‘We are very honoured to receive the HSA award. Our work is characterized by the strong combination of insight in animal behaviour, technical knowledge and close cooperation with the slaughterhouses. DMRI advises the meat industry on how to improve animal welfare by implementing new systems and procedures. Therefore, the success is not limited to the development of animal friendly systems but also includes the implementation of results and solutions in the meat industry. Good animal welfare is also good business. The equipment developed by DMRI combined with our insight into animal behaviour has not only improved animal welfare but has also significantly improved meat quality, productivity and working conditions’, says Director at DMRI, Susanne Støier.
Photo: People in the group are (left to right) Dr. Robert Hubrecht, HSA Chief Executive, Jade Spence, HSA Technical Officer, Susanne Støier DMRI and Charles Mason, HSA Technical Director.
Examples of systems and equipment developed by DMRI
Handling of pigs in groups
In the 1990’s, DMRI developed and implemented an animal handling principle based on small groups of approx. 15 pigs that were kept together all the way from loading on the transport vehicle to the stunner. Pigs are social animals and like to stay together in groups. By using this principle, the stress level of the pigs is significantly reduced compared with traditional systems with large groups.
Transport equipment and traceability
Optimized transport equipment including forced ventilation, anti-slipping flooring etc. as recommended by DMRI has made a more gentle animal transportation possible. To complete the group-based principle, we have developed and implemented a system by which the required traceability can be maintained even though the pigs are unmarked from the farm supplier, thereby making the present tattoo marking methods unnecessary, as they are associated with some level of stress for the pigs.
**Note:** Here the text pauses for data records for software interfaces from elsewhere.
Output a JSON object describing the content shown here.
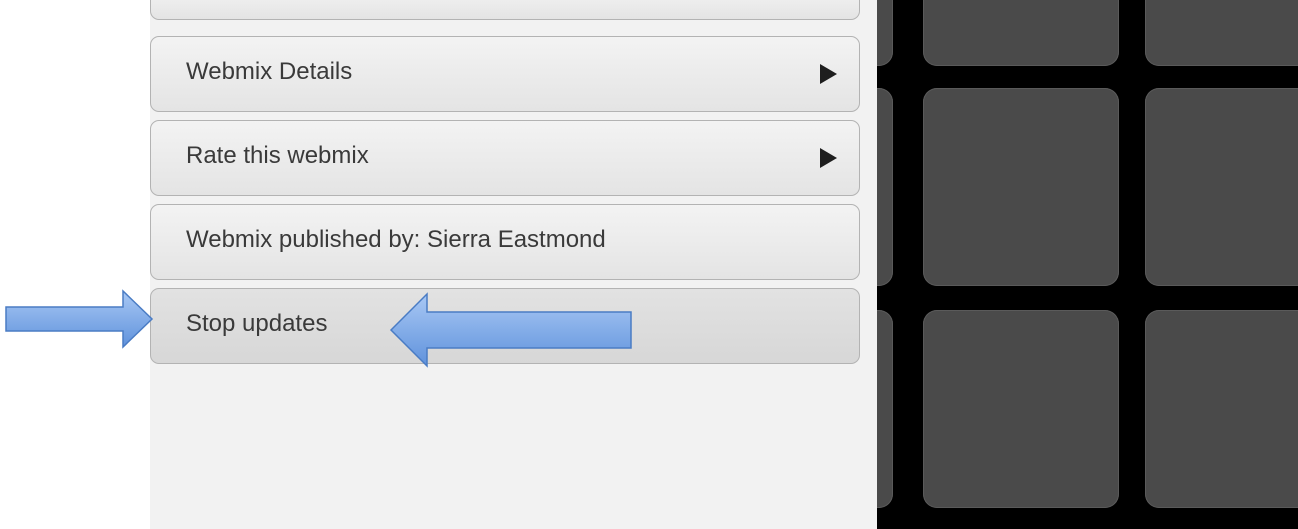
{
  "menu": {
    "items": [
      {
        "label": "Webmix Details"
      },
      {
        "label": "Rate this webmix"
      },
      {
        "label": "Webmix published by: Sierra Eastmond"
      },
      {
        "label": "Stop updates"
      }
    ]
  },
  "icons": {
    "chevron": "chevron-right-icon",
    "annotation_arrow": "arrow-icon"
  },
  "colors": {
    "panel_bg": "#f2f2f2",
    "button_bg": "#e9e9e9",
    "button_border": "#b3b3b3",
    "grid_bg": "#000000",
    "tile_bg": "#4a4a4a",
    "arrow_fill": "#7aa8e8",
    "arrow_stroke": "#4a7cc4"
  }
}
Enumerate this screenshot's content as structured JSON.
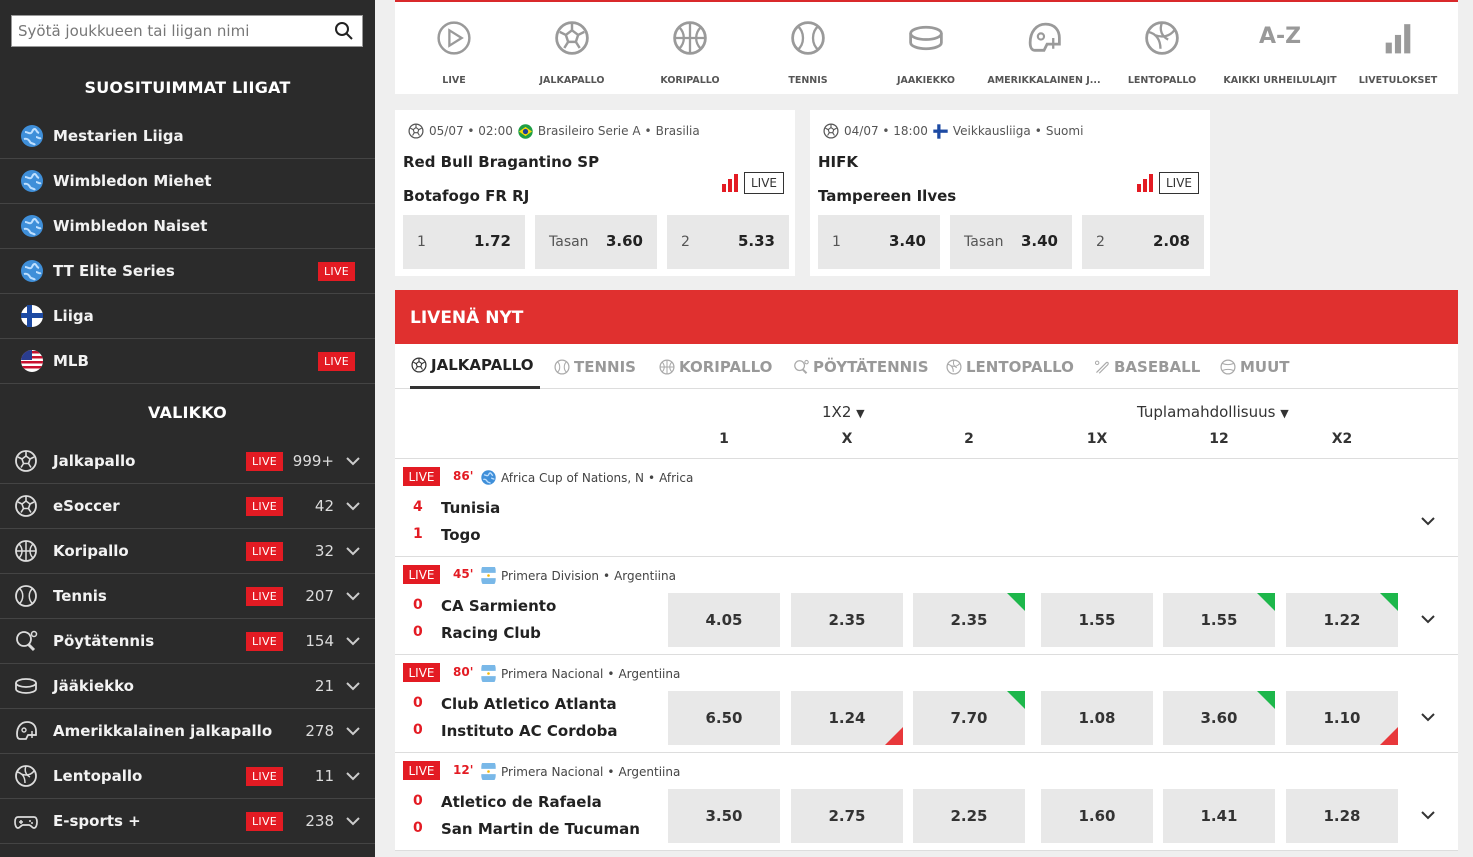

Traceability is maintained by keeping the pigs in the same intact group from collection at the farm until they are identified using RFID tags on the slaughter line. The system consists of IT solutions combined with slaughterhouse inspection, trained operators and management focus.
CO2 stunning system
DMRI has patented the group-based CO2 stunning system, and today it is installed in many places around the world. Moreover, in order to reduce the use of force, behavioural pattern based nudging has been included in the lairage systems, e.g. having light in front of the animals and a small elevation angle of the floor in order to incite the groups of pigs to move forward. The improvements are remarkable and can be clearly observed acoustically when visiting the lairage areas. Today, the noise is negligible compared with the old systems where hearing protection was necessary.
Another example of a developed and implemented documentation system is the VisStick. Sticking, i.e. killing, of the pig is a manual process, and there is a minor risk that a pig is not stuck properly. To minimize the risk, we have developed a vision system to verify that the pigs are in fact stuck after stunning. The VisStick system has been implemented at most slaughter lines in Denmark and at a number of plants in other Nordic countries.
About The Humane Slaughter Association:
As an independent registered charity, the HSA is unique in working exclusively to achieve the highest worldwide standards in food animal welfare at markets, during transport and at slaughter through scientific and technical advances, education and training. For more information about the HSA’s work visit www.hsa.org.uk
For further information please contact Susanne Støier, firstname.lastname@example.org, +45 7220 2718 www.DMRI.com